  • | c University of Illinois Cancer Center, Chicago, IL
  • | d Robert H. Lurie Comprehensive Cancer Center of Northwestern University, Chicago, IL

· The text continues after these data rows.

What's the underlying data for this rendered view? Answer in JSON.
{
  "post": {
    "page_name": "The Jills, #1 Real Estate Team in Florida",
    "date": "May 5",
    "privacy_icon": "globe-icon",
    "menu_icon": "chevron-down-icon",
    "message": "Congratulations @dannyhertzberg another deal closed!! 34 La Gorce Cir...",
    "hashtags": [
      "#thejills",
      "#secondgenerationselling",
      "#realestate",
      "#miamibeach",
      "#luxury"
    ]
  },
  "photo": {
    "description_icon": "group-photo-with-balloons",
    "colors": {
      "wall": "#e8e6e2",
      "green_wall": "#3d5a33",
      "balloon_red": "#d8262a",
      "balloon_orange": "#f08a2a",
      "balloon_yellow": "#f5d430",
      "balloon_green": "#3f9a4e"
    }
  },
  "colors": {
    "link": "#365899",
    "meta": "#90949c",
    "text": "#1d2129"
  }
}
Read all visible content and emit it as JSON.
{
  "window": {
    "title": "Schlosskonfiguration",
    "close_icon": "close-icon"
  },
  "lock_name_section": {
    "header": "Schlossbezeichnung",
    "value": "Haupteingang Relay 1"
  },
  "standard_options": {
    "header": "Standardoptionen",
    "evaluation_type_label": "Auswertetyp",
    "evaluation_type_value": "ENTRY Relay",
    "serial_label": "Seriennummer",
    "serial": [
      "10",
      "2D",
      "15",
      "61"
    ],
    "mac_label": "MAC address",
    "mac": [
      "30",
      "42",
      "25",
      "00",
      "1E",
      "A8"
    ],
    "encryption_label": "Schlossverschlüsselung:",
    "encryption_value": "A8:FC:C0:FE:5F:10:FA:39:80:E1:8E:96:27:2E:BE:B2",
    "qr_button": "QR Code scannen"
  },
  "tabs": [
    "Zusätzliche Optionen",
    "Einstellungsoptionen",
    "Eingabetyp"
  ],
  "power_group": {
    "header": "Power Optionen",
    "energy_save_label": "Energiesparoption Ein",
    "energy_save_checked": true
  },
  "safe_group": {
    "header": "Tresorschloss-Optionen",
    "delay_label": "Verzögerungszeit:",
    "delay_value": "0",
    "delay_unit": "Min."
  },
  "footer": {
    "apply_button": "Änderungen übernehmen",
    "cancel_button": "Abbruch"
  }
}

Background: ASCO’s “Criteria for High-Quality Clinical Pathways in Oncology” calls for development of multi-modality patient focused pathways. However, clinical pathways are typically created for provider use. The innovative 4R model (right information and right care for the right patient at the right time), developed by the Center for Business Models in Healthcare and Northwestern University, is an approach to pathways which empower patients in conjunction with their care team. The 4R model incorporates recommendations from the Institute of Medicine, Medicare’s OCM, and National Comprehensive Cancer Network’s guidelines: multi-modality planning from diagnosis to survivorship or hospice, specifying clinical team and their responsibilities; and inclusion of definitive and supportive cancer care in the plan. This project was funded by an NCCN/Pfizer grant. Overall Goal: To help breast cancer patients, their families/caregivers, and their care team manage guideline indicated care through use of 4R patient care sequences / pathway plans. Methods: This project implemented the 4R model for a target population of breast cancer patients and care teams at two major institutions serving predominantly minority and underserved patients. Patient self-management metrics were collected via patient survey prior to (historical) and after implementation (4R cohort). Descriptive statistics and Fisher’s exact test were used for analysis Results: Patients who received the care sequence plan reported that their care was explained well/very well 90% (45/50) as compared to 63% (77/123) of patients who did not receive care sequence plans, p=0.0002. There were statistically significant improvements in patients “knowing stage of your cancer”, p=0.0043; and in “never or seldom felt not in control of care”, p=0.0166. Of patients who received care sequence plans, 90% (45/50) found plan very useful or useful. Conclusion: Our project showed that the 4R model is a promising patient self-management method providing early breast cancer patients with their own care pathways. The patient care sequence plans markedly improved several aspects of patient self-management as well as delivery of multi-modality care. An ongoing 4R collaboration continues development of the 4R model to address remaining gaps and improve 4R effectiveness.


Corresponding Author: Christine Brezina Weldon, MBA